Why do healthy brains outperform the best computers?
Our brains can outperform the best computers at recognizing faces, controlling sophisticated movements and learning about the environment—but we still do not know why. Enter Dr. Chris Eliasmith, Canada Research Chair in Theoretical Neuroscience, who is developing a mathematical theory to help understand how brains process information.
Eliasmith hopes to apply his theory to a wide variety of systems in specific parts of the brain. He is doing so by building biologically-realistic models that are involved in perception, motor control and several aspects of cognition.
The models will pave the way for a much deeper understanding of how the many parts of the brain work together.
That deeper understanding of the inter-relatedness of the brain will also lead to better understanding of forms of brain damage and unhealthy brains. In both Parkinson’s disease and addiction, a core brain system malfunctions. Eliasmith’s research will help understand precisely how the brain system breaks down.
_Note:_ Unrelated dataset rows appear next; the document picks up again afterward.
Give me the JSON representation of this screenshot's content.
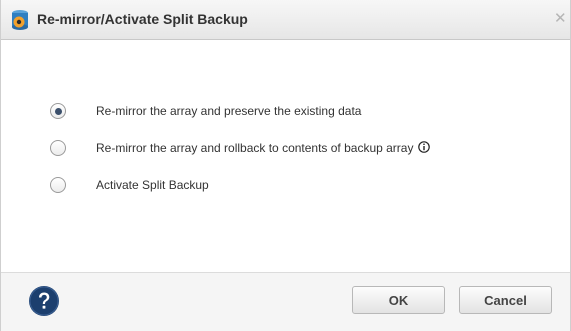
{
  "dialog": {
    "title": "Re-mirror/Activate Split Backup",
    "close_label": "✕"
  },
  "options": [
    {
      "label": "Re-mirror the array and preserve the existing data",
      "selected": true
    },
    {
      "label": "Re-mirror the array and rollback to contents of backup array",
      "selected": false
    },
    {
      "label": "Activate Split Backup",
      "selected": false
    }
  ],
  "footer": {
    "ok_label": "OK",
    "cancel_label": "Cancel"
  },
  "icons": {
    "app": "app-icon",
    "close": "close-icon",
    "info": "info-icon",
    "help": "help-icon"
  },
  "colors": {
    "help": "#1c3f6e",
    "radio_selected": "#3b4f6b",
    "app_icon_blue": "#2f7fc1",
    "app_icon_orange": "#f2a12d"
  }
}
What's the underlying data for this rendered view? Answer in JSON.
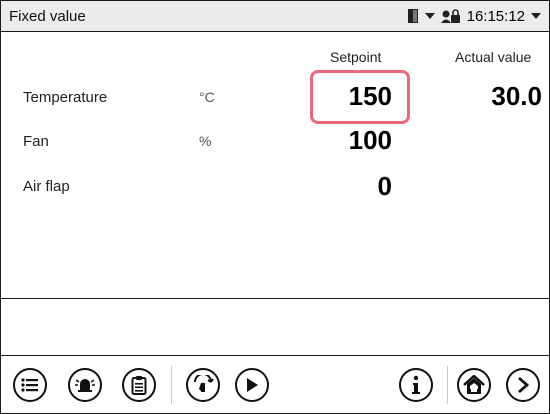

Eliasmith’s work may not only lead to a better understanding of how the healthy brain can perform its dazzling array of tasks, but also of how damaged or diseased brains may be sped along the road of recovery.